A couple of weeks ago, Network World Fusion reported that Microsoft Corp. will release an add-on security package for Windows Server 2003 that will implement rights management policies for corporate documents.
"Companies will be able to restrict content copying, forwarding and printing in applications such as portal, e-mail and word-processing software," the story says. It's touted (by Microsoft) as a boon to companies that wish to protect their confidential documents, but it's seen as a chilling deterrent to muckrakers who use a corporation's secret documents to reveal criminal activity. The reality, though, is that it's just another Microsoft boondoggle to try to monopolize the computing industry.
The protections will be handled by a new technology called Windows Rights Management (WRM), based on the not-yet-implemented Extensible Rights Markup Language (XrML). So far, only Microsoft, Adobe and a few of their closest partners support XrML.
You'll also have to purchase new versions of the Microsoft document producing applications (the Office applications, for sure, but most likely all Microsoft applications will be required to support WRM) because the technology is not retroactive.
Of course, you also will have to run Microsoft operating systems exclusively because WRM is part of the server operating system.
The documents themselves won't be able to control their own distribution without extensive changes to the macro language they use, which would open them up to even more egregious virus threats than they already are targeted with.
So in order to get this sense of security (a false one, I might add, but we'll get to that in a moment), you need to run Microsoft operating systems, Microsoft services and applications and no others. Because, you see, defeating the secrecy is child's play. The most obvious way is through photography - if I can see the document on screen, I can take a picture of it. Worse (or better, depending on your point of view), I can copy and paste it. Oh, maybe not with a Microsoft operating system, but its really not that difficult to run up Linux on a machine and use a remote-control service to send Windows screens to my Linux monitor, where a couple of mouse clicks put the details of the document into a perfectly portable file.

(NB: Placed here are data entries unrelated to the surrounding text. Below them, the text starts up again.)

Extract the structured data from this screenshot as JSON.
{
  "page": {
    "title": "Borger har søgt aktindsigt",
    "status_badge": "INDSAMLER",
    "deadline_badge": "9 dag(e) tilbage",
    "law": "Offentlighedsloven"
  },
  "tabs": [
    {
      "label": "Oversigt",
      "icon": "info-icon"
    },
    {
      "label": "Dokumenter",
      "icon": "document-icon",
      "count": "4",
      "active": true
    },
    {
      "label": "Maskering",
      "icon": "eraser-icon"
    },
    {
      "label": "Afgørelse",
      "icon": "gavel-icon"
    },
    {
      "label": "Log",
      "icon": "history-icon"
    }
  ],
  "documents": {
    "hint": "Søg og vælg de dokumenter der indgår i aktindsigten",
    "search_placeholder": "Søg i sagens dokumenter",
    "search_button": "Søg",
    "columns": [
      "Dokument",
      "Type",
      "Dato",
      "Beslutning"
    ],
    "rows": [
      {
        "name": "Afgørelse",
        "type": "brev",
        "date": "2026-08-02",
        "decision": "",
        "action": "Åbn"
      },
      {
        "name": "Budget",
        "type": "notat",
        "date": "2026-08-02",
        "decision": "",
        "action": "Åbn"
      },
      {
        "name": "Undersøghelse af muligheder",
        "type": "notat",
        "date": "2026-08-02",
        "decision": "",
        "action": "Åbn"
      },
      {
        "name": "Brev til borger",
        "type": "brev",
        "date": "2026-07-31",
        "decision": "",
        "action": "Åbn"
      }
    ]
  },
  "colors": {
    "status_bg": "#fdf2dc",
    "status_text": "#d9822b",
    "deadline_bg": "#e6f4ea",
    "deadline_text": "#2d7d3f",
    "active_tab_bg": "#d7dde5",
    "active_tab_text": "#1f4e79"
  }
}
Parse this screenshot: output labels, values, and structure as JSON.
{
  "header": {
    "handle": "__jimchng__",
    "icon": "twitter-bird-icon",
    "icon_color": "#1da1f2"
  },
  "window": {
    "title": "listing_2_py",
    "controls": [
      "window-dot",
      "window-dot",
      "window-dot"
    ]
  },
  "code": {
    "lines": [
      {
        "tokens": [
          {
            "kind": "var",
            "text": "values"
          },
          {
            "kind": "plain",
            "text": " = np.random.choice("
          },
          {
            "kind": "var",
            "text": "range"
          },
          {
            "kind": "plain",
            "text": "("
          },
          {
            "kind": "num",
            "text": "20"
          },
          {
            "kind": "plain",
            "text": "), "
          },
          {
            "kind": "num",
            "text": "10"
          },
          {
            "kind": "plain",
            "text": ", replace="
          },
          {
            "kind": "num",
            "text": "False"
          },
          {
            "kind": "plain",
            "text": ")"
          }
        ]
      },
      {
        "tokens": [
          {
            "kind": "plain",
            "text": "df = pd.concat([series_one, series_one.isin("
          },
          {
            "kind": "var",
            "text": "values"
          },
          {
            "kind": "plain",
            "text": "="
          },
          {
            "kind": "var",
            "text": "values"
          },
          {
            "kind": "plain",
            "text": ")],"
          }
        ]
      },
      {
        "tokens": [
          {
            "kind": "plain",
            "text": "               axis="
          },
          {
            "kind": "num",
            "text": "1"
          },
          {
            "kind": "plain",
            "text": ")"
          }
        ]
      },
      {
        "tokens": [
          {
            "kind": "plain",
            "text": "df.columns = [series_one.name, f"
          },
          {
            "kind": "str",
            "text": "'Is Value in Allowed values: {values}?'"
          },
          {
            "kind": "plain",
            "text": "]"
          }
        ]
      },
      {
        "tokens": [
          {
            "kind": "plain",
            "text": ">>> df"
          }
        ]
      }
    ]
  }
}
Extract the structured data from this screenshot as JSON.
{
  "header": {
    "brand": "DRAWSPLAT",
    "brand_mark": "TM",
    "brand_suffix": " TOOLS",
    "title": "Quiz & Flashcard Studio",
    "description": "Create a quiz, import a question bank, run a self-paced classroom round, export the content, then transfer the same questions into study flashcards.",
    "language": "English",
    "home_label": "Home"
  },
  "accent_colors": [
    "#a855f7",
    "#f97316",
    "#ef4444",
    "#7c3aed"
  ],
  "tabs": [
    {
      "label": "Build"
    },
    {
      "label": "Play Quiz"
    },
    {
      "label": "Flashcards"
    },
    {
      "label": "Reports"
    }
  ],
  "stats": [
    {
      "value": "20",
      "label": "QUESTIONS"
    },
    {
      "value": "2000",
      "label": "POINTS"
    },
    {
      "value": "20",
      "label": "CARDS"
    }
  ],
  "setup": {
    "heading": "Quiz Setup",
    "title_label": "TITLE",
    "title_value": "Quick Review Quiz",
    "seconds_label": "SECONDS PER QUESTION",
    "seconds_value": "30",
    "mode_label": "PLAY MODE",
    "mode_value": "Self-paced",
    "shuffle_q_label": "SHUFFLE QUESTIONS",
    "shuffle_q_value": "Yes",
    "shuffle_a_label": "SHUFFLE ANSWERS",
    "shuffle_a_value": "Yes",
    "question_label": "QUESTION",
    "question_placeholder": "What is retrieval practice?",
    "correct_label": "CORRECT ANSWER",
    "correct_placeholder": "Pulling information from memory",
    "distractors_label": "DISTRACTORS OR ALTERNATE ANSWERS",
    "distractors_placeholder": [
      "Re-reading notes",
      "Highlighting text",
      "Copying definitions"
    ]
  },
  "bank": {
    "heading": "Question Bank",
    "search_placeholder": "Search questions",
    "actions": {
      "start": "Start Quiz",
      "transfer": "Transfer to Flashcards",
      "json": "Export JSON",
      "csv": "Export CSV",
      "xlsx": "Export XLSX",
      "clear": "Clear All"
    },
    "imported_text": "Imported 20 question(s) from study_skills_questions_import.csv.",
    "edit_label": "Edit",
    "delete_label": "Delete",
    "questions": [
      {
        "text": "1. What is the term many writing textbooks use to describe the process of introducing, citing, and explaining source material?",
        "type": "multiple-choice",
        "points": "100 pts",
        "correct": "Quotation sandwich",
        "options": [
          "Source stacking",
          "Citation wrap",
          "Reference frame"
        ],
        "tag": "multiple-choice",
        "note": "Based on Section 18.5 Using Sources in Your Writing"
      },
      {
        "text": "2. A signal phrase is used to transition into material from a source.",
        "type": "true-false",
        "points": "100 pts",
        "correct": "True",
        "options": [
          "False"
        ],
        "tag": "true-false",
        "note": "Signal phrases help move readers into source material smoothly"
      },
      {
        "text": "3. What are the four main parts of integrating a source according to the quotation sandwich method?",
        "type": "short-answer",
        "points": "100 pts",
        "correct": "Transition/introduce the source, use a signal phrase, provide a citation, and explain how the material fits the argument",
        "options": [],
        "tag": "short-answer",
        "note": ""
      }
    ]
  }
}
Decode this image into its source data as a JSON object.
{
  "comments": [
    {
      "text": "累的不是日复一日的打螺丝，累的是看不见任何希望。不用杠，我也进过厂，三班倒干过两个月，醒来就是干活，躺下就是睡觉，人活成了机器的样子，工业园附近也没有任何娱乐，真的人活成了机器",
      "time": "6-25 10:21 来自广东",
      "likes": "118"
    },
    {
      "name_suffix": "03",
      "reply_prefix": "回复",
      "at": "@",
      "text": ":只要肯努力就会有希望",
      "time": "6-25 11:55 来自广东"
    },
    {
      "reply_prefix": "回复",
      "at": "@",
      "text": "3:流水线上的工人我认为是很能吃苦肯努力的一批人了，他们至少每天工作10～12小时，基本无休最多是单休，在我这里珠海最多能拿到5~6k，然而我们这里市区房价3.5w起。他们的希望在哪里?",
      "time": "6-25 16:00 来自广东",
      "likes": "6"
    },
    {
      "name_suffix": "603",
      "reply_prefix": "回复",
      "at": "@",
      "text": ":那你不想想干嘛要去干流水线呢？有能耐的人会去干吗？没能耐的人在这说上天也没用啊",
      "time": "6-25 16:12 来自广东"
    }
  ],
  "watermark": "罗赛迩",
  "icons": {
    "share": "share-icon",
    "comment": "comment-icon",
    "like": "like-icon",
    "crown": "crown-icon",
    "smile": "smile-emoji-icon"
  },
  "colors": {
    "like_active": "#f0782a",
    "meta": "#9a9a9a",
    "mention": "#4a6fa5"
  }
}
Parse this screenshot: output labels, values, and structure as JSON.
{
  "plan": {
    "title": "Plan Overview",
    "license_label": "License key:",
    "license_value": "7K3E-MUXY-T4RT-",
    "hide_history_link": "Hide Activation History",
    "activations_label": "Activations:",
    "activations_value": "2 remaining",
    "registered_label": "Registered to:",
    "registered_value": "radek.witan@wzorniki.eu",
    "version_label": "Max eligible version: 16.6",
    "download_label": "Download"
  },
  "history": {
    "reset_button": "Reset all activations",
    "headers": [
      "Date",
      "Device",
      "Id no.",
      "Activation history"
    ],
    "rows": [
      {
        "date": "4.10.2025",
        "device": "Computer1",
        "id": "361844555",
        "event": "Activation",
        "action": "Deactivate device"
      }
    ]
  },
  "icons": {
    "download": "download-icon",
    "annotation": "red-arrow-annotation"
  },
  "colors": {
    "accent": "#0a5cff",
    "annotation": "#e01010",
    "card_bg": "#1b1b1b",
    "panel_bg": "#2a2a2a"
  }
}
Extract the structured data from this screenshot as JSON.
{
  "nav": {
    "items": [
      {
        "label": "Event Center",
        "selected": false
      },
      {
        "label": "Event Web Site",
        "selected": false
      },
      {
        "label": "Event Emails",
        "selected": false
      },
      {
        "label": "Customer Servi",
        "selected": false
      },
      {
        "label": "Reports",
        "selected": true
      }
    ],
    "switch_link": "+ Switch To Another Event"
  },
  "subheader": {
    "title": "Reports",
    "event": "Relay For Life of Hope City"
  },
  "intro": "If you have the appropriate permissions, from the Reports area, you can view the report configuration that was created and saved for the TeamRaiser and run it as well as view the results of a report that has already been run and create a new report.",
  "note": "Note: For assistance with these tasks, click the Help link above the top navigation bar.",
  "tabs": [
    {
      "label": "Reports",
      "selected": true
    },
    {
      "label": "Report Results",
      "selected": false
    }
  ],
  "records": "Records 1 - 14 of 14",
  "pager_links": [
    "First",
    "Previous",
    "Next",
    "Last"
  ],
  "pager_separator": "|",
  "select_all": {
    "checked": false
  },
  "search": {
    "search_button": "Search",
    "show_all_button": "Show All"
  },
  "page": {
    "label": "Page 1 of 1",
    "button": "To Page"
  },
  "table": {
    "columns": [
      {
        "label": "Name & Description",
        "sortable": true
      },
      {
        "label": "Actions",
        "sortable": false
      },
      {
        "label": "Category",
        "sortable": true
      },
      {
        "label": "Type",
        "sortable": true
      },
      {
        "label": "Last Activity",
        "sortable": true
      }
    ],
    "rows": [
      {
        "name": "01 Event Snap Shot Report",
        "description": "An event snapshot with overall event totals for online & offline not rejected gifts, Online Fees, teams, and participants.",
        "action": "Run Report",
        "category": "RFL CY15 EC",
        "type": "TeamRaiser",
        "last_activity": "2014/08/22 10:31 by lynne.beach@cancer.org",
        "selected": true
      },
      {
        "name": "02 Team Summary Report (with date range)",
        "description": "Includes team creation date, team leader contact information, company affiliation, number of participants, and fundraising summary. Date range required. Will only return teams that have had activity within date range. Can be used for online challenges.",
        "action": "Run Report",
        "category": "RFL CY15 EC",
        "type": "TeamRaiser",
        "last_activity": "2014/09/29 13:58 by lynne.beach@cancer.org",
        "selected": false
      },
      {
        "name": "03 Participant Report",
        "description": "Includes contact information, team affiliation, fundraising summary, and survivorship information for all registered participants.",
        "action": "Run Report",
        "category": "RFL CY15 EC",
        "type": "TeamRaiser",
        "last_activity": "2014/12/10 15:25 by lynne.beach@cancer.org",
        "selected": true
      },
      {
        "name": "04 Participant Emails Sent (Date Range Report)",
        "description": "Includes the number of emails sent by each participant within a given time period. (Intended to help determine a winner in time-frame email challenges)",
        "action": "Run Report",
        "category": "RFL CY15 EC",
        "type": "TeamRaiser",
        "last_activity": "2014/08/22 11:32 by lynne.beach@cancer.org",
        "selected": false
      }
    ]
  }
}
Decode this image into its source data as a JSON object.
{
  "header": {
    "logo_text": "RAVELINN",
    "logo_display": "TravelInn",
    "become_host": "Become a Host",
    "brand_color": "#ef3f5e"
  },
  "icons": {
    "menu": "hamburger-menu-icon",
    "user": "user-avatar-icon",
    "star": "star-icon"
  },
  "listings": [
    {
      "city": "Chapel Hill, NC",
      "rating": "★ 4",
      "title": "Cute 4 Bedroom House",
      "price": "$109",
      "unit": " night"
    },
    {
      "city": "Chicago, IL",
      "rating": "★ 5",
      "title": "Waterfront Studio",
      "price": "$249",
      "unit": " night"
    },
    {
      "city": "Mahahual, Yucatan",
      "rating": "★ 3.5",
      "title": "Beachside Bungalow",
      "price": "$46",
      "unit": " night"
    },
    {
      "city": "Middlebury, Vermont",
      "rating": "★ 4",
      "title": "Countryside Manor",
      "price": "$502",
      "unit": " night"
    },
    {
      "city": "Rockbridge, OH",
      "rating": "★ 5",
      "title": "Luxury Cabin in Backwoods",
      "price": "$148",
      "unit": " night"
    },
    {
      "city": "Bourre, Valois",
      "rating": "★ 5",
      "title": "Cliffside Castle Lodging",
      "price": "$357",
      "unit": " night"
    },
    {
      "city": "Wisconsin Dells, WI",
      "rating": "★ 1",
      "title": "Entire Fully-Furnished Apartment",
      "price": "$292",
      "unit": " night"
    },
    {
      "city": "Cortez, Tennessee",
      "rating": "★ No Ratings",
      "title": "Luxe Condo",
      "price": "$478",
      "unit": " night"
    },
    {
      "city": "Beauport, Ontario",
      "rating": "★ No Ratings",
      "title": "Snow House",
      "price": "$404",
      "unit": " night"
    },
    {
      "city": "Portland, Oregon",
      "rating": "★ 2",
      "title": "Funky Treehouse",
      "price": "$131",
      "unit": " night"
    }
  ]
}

Is securing your business documents worth the price of a 100 percent Microsoft monopoly on computing? I don't think so, and I hope you don't either.